*** Provided records Section Begins ***

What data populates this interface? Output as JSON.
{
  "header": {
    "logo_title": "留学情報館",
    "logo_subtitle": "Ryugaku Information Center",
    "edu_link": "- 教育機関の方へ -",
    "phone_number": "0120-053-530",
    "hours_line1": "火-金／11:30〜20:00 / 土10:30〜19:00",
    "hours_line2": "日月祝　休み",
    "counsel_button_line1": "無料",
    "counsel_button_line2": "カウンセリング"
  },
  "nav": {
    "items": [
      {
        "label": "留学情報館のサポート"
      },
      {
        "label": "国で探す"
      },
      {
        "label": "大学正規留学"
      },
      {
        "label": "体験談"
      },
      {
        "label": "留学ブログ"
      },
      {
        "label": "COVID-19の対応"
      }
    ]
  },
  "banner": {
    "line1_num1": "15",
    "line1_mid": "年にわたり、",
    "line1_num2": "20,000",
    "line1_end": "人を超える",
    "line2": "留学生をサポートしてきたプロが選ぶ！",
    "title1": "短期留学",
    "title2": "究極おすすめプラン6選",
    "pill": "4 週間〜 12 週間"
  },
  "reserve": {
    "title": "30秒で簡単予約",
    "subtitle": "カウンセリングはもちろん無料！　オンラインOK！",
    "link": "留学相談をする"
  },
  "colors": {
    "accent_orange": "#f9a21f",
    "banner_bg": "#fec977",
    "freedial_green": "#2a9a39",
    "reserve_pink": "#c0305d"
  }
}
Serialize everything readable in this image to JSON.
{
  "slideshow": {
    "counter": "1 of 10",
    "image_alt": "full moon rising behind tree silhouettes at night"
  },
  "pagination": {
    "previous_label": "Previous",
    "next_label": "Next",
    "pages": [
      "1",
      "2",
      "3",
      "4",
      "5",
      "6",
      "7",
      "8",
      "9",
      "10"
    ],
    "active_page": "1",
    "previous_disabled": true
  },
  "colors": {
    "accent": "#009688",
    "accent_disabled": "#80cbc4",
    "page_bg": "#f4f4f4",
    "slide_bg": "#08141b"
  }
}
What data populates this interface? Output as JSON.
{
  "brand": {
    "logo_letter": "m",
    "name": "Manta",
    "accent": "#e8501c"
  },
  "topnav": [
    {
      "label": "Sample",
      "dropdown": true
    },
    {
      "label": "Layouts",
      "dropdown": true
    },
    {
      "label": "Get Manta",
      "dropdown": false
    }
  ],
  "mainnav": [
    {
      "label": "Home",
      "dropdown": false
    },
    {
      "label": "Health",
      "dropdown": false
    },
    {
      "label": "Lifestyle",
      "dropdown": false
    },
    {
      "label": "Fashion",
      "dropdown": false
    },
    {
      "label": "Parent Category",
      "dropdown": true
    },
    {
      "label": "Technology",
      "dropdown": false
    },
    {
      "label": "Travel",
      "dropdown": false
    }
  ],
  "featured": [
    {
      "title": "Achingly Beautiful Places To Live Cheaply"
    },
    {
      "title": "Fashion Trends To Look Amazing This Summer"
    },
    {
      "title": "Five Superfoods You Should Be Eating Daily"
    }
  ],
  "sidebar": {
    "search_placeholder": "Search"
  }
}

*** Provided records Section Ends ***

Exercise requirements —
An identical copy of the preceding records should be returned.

Output of the exercise —
What data populates this interface? Output as JSON.
{
  "header": {
    "logo_title": "留学情報館",
    "logo_subtitle": "Ryugaku Information Center",
    "edu_link": "- 教育機関の方へ -",
    "phone_number": "0120-053-530",
    "hours_line1": "火-金／11:30〜20:00 / 土10:30〜19:00",
    "hours_line2": "日月祝　休み",
    "counsel_button_line1": "無料",
    "counsel_button_line2": "カウンセリング"
  },
  "nav": {
    "items": [
      {
        "label": "留学情報館のサポート"
      },
      {
        "label": "国で探す"
      },
      {
        "label": "大学正規留学"
      },
      {
        "label": "体験談"
      },
      {
        "label": "留学ブログ"
      },
      {
        "label": "COVID-19の対応"
      }
    ]
  },
  "banner": {
    "line1_num1": "15",
    "line1_mid": "年にわたり、",
    "line1_num2": "20,000",
    "line1_end": "人を超える",
    "line2": "留学生をサポートしてきたプロが選ぶ！",
    "title1": "短期留学",
    "title2": "究極おすすめプラン6選",
    "pill": "4 週間〜 12 週間"
  },
  "reserve": {
    "title": "30秒で簡単予約",
    "subtitle": "カウンセリングはもちろん無料！　オンラインOK！",
    "link": "留学相談をする"
  },
  "colors": {
    "accent_orange": "#f9a21f",
    "banner_bg": "#fec977",
    "freedial_green": "#2a9a39",
    "reserve_pink": "#c0305d"
  }
}
Serialize everything readable in this image to JSON.
{
  "slideshow": {
    "counter": "1 of 10",
    "image_alt": "full moon rising behind tree silhouettes at night"
  },
  "pagination": {
    "previous_label": "Previous",
    "next_label": "Next",
    "pages": [
      "1",
      "2",
      "3",
      "4",
      "5",
      "6",
      "7",
      "8",
      "9",
      "10"
    ],
    "active_page": "1",
    "previous_disabled": true
  },
  "colors": {
    "accent": "#009688",
    "accent_disabled": "#80cbc4",
    "page_bg": "#f4f4f4",
    "slide_bg": "#08141b"
  }
}
What data populates this interface? Output as JSON.
{
  "brand": {
    "logo_letter": "m",
    "name": "Manta",
    "accent": "#e8501c"
  },
  "topnav": [
    {
      "label": "Sample",
      "dropdown": true
    },
    {
      "label": "Layouts",
      "dropdown": true
    },
    {
      "label": "Get Manta",
      "dropdown": false
    }
  ],
  "mainnav": [
    {
      "label": "Home",
      "dropdown": false
    },
    {
      "label": "Health",
      "dropdown": false
    },
    {
      "label": "Lifestyle",
      "dropdown": false
    },
    {
      "label": "Fashion",
      "dropdown": false
    },
    {
      "label": "Parent Category",
      "dropdown": true
    },
    {
      "label": "Technology",
      "dropdown": false
    },
    {
      "label": "Travel",
      "dropdown": false
    }
  ],
  "featured": [
    {
      "title": "Achingly Beautiful Places To Live Cheaply"
    },
    {
      "title": "Fashion Trends To Look Amazing This Summer"
    },
    {
      "title": "Five Superfoods You Should Be Eating Daily"
    }
  ],
  "sidebar": {
    "search_placeholder": "Search"
  }
}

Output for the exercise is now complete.